A lack of IT testing led in part to the disastrous opening of Heathrow's Terminal 5, British Airways' chief executive,...
Willie Walsh, told MPs this week.
The building of the terminal was not finished on time, and IT testing and staff training were "compromised" as a result, Walsh said at the Transport Select Committee on Wednesday.
The terminal opened on 27 March. It immediately ran into a range of problems that "cascaded" and led to losses of £16m for BA in the first five days of operation.
Software problems were a main cause of the airline's problems. Walsh said the main IT problem with the baggage system was a software filter that was mistakenly left in place after the system - designed by BAA - went live.

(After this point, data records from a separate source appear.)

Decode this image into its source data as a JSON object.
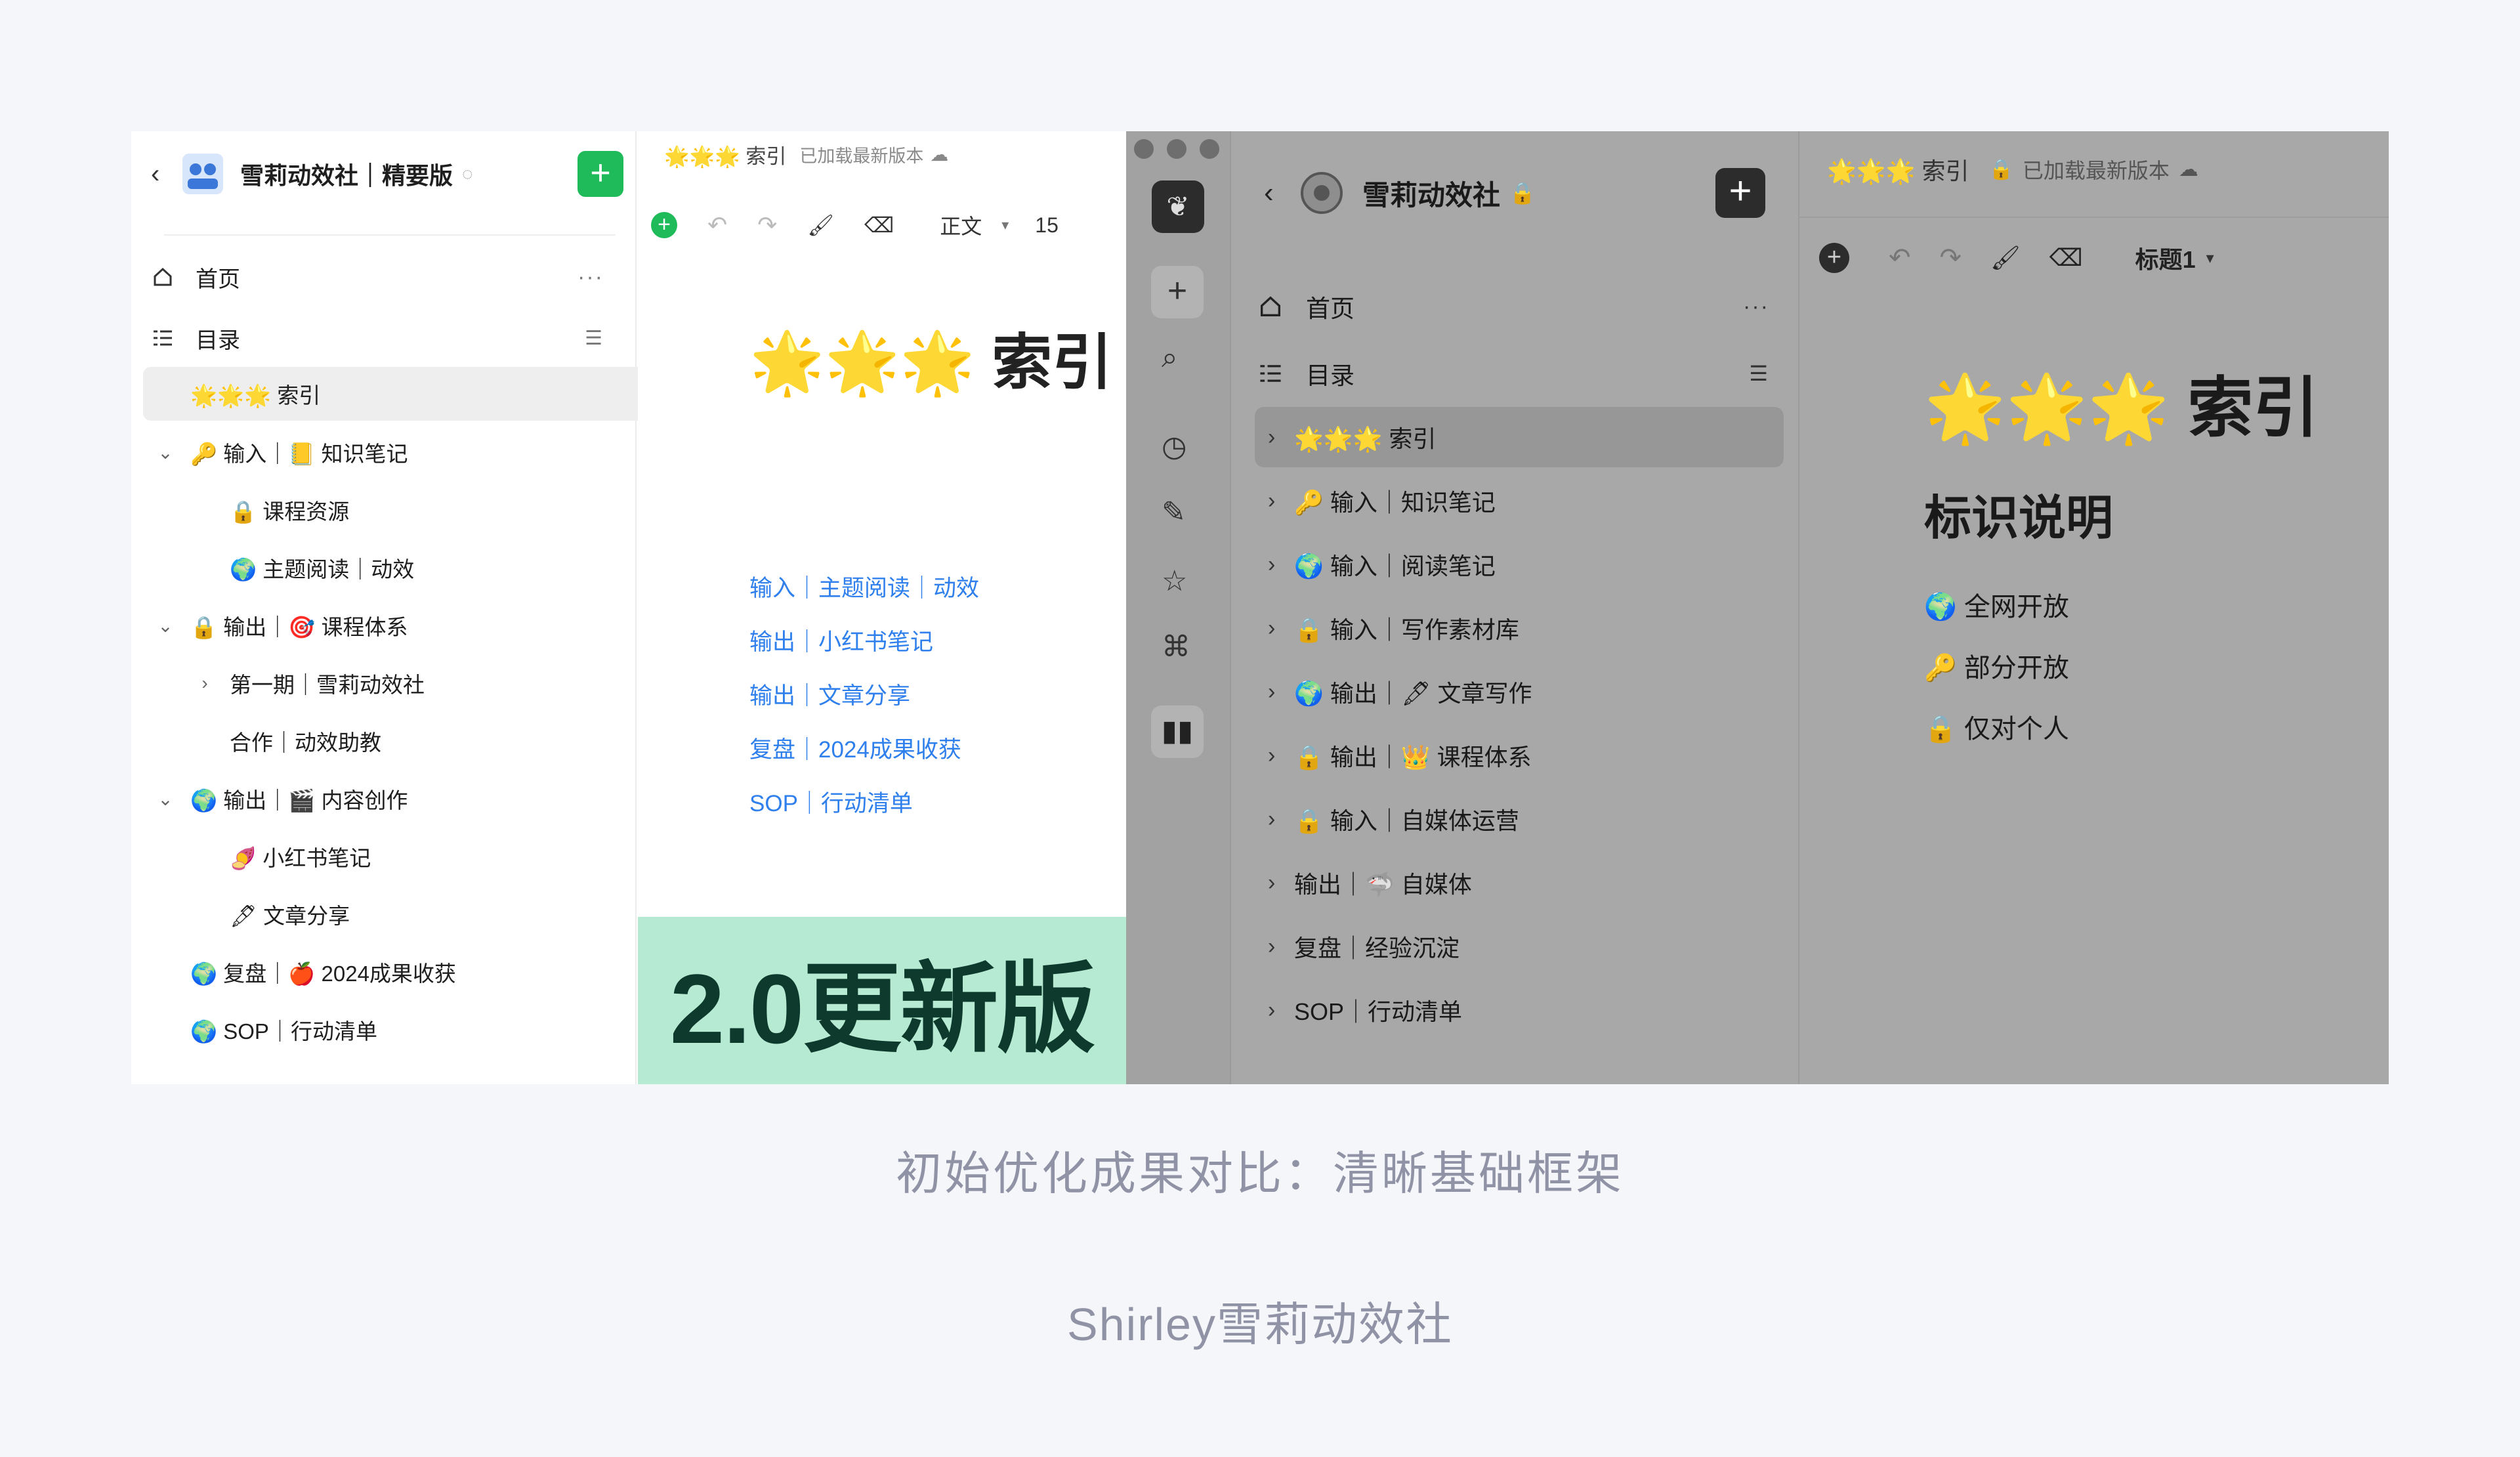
{
  "left_app": {
    "workspace_title": "雪莉动效社｜精要版",
    "nav": [
      {
        "label": "首页",
        "icon": "home-icon"
      },
      {
        "label": "目录",
        "icon": "toc-icon"
      }
    ],
    "tree": [
      {
        "label": "🌟🌟🌟 索引",
        "chev": ""
      },
      {
        "label": "🔑 输入｜📒 知识笔记",
        "chev": "⌄"
      },
      {
        "label": "🔒 课程资源",
        "chev": ""
      },
      {
        "label": "🌍 主题阅读｜动效",
        "chev": ""
      },
      {
        "label": "🔒 输出｜🎯 课程体系",
        "chev": "⌄"
      },
      {
        "label": "第一期｜雪莉动效社",
        "chev": "›"
      },
      {
        "label": "合作｜动效助教",
        "chev": ""
      },
      {
        "label": "🌍 输出｜🎬 内容创作",
        "chev": "⌄"
      },
      {
        "label": "🍠 小红书笔记",
        "chev": ""
      },
      {
        "label": "🖋 文章分享",
        "chev": ""
      },
      {
        "label": "🌍 复盘｜🍎 2024成果收获",
        "chev": ""
      },
      {
        "label": "🌍 SOP｜行动清单",
        "chev": ""
      }
    ],
    "doc": {
      "breadcrumb": "🌟🌟🌟 索引",
      "status": "已加载最新版本",
      "style_select": "正文",
      "font_size": "15",
      "heading": "🌟🌟🌟 索引",
      "links": [
        "输入｜主题阅读｜动效",
        "输出｜小红书笔记",
        "输出｜文章分享",
        "复盘｜2024成果收获",
        "SOP｜行动清单"
      ]
    },
    "badge": "2.0更新版"
  },
  "right_app": {
    "workspace_title": "雪莉动效社",
    "nav": [
      {
        "label": "首页",
        "icon": "home-icon"
      },
      {
        "label": "目录",
        "icon": "toc-icon"
      }
    ],
    "tree": [
      "🌟🌟🌟 索引",
      "🔑 输入｜知识笔记",
      "🌍 输入｜阅读笔记",
      "🔒 输入｜写作素材库",
      "🌍 输出｜🖋 文章写作",
      "🔒 输出｜👑 课程体系",
      "🔒 输入｜自媒体运营",
      "输出｜🦈 自媒体",
      "复盘｜经验沉淀",
      "SOP｜行动清单"
    ],
    "doc": {
      "breadcrumb": "🌟🌟🌟 索引",
      "status": "已加载最新版本",
      "style_select": "标题1",
      "heading": "🌟🌟🌟 索引",
      "subheading": "标识说明",
      "legend": [
        "🌍 全网开放",
        "🔑 部分开放",
        "🔒 仅对个人"
      ]
    }
  },
  "caption": "初始优化成果对比：清晰基础框架",
  "credit": "Shirley雪莉动效社",
  "colors": {
    "accent_green": "#1fbb5b",
    "link_blue": "#2f80ed",
    "badge_bg": "#b6ead3"
  }
}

Walsh said the filter was used during the testing period to ensure the messages generated were restricted to the BAA operation, and were not sent out further than that. But because it remained in place after the terminal opened, it interfered with the messages coming into the system, meaning the system could not recognise a number of bags.
One other IT problem at the terminal concerned server capacity. Walsh said the servers had not been able to cope with the "significant increases" in the volume of bags going through.
The amount of messages the servers were coping with was significantly more than the amount run on them during modelling, and more server capacity is still required.